### ASSIGNMENT:
Lines with the word "JSON" are the answer; copy each of them from the data below.

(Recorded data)
%%
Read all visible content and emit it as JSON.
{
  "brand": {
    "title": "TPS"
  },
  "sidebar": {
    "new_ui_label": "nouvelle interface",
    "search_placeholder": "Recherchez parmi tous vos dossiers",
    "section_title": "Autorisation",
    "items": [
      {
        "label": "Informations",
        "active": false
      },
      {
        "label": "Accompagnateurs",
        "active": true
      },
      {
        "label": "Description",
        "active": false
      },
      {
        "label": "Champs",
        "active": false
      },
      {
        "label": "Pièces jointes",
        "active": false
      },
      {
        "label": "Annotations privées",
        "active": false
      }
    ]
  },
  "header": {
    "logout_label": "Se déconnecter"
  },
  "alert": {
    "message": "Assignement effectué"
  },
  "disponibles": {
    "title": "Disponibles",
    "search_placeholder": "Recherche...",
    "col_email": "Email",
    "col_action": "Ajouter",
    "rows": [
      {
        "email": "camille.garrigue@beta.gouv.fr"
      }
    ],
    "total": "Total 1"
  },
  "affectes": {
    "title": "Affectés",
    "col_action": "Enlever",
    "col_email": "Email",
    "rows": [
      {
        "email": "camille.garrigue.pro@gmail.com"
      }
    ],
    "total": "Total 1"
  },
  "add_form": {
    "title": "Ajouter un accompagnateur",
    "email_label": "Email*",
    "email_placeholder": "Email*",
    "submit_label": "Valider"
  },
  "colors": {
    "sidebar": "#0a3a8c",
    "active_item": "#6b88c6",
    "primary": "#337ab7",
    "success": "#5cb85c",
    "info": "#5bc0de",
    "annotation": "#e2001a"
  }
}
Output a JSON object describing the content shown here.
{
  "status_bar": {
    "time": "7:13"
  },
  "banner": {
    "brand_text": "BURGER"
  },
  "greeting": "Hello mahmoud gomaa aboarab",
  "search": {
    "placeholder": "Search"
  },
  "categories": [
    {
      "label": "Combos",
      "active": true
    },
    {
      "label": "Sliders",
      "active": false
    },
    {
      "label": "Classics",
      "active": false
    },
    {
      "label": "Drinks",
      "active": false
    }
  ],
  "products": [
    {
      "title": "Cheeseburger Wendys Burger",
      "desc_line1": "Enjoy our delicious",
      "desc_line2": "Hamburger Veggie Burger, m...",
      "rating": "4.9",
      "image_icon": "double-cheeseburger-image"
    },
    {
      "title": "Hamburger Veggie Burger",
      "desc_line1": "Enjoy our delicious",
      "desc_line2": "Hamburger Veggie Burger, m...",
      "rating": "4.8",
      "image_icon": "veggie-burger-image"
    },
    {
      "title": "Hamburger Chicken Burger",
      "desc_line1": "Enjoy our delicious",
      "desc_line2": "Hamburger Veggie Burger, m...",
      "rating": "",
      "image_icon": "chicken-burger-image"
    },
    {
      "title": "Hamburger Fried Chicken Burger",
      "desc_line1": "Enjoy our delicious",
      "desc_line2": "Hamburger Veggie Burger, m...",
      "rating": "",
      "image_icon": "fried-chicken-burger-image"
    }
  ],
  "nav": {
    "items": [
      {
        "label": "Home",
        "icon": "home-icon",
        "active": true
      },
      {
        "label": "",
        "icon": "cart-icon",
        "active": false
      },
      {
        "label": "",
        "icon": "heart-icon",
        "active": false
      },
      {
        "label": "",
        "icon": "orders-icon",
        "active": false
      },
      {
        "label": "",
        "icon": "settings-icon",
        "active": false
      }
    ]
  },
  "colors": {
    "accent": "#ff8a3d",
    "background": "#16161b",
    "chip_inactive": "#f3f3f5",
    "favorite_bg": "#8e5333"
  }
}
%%
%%
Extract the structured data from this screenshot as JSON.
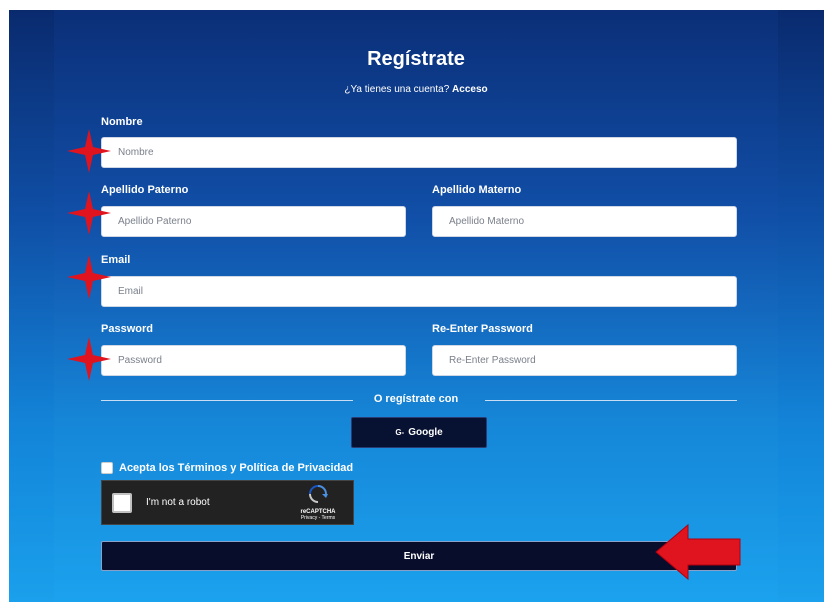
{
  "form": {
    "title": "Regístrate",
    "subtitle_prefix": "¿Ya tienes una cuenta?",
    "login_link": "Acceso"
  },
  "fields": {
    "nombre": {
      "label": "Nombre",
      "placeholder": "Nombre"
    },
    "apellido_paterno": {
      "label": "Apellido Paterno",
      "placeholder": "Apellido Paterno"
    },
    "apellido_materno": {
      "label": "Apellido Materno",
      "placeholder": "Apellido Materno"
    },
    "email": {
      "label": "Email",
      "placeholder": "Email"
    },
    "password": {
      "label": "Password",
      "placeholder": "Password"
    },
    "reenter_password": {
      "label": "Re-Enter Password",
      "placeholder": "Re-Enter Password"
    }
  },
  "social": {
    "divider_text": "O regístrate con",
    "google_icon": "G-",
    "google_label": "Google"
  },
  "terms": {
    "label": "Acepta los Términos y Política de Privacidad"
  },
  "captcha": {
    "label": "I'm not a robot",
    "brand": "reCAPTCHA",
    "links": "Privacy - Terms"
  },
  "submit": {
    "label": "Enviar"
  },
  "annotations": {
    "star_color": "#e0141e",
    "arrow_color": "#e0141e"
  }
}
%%
### EXERCISE ANSWER:
Read all visible content and emit it as JSON.
Output a JSON object describing the content shown here.
Extract the structured data from this screenshot as JSON.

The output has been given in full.